Robert Dorfman, an international businessman who prides himself on turning around ailing companies, was named by County Executive Ike Leggett to be the County’s new Department of Liquor Control director.
Dorfman, a 35-year resident of North Potomac, first must be approved for the position by the County Council. That hearing is set for Jan. 24.
The Department of Liquor Control, which generates $21 million annually for the County, is responsible for licensing and wholesale and retail sales of alcohol and has tight control over what the county-owned and – operated liquor stores can sell.
If approved, Dorfman will replace acting Director Fariba Kassiri, who stepped in after George Griffin resigned in January following 21 years of service.
Consumers and some state legislators have criticized the department and have attempted to put the County out of the liquor business. But County officials don’t want to end their control and, more specifically, want to retain the income it brings to the County coffers.
Dorfman said he is going in with an open mind.
“I wasn’t given any specific direction,” he said. He has “no preconceived notions” as to the best way to successfully run the department.
“I just want to do a great job, and I think I have the ability to do so,” he said.
Dorfman, 66, has 35 Five Guys franchises, none of which are in Maryland.

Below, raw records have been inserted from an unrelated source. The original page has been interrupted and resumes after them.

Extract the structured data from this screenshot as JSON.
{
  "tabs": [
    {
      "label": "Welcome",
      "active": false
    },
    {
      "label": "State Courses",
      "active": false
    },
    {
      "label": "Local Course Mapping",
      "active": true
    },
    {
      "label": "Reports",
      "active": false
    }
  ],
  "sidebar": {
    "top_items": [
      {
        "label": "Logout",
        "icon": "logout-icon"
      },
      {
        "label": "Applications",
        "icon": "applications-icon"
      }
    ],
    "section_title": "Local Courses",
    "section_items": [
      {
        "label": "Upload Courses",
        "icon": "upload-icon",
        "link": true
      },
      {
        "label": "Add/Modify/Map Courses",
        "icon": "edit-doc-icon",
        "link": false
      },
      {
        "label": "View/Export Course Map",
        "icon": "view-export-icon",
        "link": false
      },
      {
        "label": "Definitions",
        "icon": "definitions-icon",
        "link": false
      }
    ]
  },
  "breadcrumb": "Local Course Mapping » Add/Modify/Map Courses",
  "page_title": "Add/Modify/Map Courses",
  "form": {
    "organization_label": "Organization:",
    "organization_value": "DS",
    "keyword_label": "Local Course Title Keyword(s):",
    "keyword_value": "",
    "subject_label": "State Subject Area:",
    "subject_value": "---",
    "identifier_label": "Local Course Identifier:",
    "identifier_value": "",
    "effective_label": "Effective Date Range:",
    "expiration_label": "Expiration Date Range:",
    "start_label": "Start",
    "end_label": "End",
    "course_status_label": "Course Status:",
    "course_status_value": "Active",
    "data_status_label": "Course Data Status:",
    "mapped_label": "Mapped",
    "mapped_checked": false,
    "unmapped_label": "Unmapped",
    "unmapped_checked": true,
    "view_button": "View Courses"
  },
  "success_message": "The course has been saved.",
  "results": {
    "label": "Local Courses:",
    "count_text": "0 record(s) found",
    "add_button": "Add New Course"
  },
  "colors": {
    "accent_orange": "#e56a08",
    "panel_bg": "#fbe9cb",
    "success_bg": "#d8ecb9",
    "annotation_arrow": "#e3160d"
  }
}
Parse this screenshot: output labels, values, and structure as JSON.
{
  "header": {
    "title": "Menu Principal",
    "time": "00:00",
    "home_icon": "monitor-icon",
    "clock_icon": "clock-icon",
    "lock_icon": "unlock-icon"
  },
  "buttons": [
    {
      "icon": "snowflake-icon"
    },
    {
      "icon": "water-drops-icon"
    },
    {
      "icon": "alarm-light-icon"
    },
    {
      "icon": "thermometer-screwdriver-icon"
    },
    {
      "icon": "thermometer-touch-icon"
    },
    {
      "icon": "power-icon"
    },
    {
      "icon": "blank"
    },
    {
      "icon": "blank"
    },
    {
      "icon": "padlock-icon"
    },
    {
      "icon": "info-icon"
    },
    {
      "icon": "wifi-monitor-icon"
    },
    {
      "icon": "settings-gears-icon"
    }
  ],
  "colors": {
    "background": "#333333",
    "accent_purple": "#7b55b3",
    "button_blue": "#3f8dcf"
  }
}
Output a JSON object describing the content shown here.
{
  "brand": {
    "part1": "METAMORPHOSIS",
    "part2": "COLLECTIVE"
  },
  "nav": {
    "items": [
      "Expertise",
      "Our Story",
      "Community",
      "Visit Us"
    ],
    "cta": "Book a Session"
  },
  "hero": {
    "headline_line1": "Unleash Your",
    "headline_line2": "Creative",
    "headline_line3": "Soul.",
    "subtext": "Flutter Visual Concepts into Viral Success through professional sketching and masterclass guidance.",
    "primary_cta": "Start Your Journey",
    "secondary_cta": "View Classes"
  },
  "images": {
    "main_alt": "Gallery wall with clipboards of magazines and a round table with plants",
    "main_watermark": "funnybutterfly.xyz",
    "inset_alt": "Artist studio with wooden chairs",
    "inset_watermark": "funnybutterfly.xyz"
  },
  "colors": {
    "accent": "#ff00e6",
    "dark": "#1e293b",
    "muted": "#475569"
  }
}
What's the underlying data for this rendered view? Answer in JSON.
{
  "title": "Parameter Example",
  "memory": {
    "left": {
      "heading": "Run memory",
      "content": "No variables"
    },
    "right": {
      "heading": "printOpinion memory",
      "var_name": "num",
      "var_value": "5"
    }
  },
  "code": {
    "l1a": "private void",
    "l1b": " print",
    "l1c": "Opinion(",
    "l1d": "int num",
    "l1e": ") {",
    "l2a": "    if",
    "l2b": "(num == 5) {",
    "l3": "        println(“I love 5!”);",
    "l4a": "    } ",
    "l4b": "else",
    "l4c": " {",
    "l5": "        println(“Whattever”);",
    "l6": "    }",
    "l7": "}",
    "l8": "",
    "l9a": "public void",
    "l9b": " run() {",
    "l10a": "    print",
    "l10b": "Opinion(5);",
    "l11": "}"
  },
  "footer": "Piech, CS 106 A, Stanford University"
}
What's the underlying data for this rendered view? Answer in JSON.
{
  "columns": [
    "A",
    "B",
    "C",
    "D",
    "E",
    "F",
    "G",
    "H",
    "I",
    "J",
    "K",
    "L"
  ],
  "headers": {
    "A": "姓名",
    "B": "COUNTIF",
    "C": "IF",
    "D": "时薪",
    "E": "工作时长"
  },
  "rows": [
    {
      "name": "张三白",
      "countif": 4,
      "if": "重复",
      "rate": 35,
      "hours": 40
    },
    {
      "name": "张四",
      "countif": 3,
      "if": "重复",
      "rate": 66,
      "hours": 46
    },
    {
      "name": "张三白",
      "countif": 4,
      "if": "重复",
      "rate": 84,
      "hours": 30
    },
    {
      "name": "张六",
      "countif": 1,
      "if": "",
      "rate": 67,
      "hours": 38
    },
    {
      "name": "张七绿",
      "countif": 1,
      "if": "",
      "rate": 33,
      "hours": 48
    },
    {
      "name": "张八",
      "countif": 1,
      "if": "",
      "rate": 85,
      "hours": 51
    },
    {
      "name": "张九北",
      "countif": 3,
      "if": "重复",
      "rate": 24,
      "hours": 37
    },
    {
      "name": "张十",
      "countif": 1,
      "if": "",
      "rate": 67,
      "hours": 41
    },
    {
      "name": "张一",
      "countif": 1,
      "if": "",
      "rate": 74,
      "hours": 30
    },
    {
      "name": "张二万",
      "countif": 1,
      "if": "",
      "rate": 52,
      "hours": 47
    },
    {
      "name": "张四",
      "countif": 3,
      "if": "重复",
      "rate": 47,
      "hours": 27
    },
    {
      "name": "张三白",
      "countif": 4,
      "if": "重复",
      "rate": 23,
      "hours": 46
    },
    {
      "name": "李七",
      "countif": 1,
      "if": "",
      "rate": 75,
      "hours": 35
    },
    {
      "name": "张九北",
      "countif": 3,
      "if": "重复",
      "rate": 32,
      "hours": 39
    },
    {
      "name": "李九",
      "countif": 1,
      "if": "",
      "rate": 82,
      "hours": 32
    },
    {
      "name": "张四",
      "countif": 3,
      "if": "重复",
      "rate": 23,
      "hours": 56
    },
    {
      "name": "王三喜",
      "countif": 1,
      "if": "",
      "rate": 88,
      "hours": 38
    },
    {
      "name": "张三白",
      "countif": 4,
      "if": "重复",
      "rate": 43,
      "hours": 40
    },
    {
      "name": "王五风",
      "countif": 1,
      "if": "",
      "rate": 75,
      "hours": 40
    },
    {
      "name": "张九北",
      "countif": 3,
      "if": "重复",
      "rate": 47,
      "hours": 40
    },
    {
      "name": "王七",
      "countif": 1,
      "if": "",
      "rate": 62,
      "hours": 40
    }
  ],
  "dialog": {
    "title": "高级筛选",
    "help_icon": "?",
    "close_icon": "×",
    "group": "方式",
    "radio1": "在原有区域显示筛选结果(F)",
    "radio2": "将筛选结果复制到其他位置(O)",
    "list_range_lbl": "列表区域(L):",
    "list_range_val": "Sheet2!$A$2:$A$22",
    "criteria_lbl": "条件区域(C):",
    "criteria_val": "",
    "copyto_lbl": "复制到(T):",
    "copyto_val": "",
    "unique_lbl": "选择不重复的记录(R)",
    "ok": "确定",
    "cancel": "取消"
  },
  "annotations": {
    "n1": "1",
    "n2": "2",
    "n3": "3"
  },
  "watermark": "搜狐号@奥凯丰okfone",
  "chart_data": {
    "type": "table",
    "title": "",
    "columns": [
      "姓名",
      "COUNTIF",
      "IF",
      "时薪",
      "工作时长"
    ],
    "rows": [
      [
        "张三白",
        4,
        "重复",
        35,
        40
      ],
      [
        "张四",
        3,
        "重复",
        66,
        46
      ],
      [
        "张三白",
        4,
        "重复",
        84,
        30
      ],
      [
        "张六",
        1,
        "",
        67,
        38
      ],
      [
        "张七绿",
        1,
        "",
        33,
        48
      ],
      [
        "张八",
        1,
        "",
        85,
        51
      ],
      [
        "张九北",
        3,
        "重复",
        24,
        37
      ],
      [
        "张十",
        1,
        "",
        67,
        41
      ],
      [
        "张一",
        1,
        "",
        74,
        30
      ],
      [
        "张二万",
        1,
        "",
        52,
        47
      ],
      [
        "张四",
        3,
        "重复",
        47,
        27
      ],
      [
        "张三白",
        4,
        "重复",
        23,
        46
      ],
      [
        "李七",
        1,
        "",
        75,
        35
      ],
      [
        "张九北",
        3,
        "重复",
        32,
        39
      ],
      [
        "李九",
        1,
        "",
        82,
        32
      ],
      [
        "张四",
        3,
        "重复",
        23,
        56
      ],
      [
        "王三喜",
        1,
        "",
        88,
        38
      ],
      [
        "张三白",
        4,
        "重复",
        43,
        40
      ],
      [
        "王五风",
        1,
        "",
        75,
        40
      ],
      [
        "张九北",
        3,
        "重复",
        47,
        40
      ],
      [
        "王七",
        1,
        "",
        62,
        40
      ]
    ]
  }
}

He has held several executive positions within Marriott International, including president of Host International, which has an annual income of $1.5 billion and 25,000 employees, according to County spokesperson Patrick Lacefield.
He also was managing partner of two World Beer franchises in Virginia.
“Bob Dorfman has been a success wherever he worked,” Leggett said in a statement. “He is just the leader we need to bring private sector experience to the Department of Liquor Control.”
Added Leggett, “This is a leader who thrives on challenges – and that is just what we need.”
Dorfman noted that the County of late has looked into “a lot of options or alternatives” for the Liquor Control Board and that he would be analyzing the department to see how best to move forward. His emphasis will be on improving customer service and infrastructure, he said.
“I’ve always been put in turnaround situations,” he said.
“I think it’s a great place to live. I think its school system is great,” he said of the county. His son is a Wootton High School graduate.
Dorfman has never held a government position, but he has been an activist for the businesses he has run and has testified on Capitol Hill, he said.
The Liquor Control Board has an annual budget of $63 million. It has 300 full-time and 160 part-time employees. It generates about $280 million in net sales, which it uses to cover its expenses and pay off $11 million in outstanding bonds, and it gives the remaining roughly $21 million to the County’s General Fund, Lacefield said.
In the coming year, the board is projected to transfer $20.7 million to the general fund.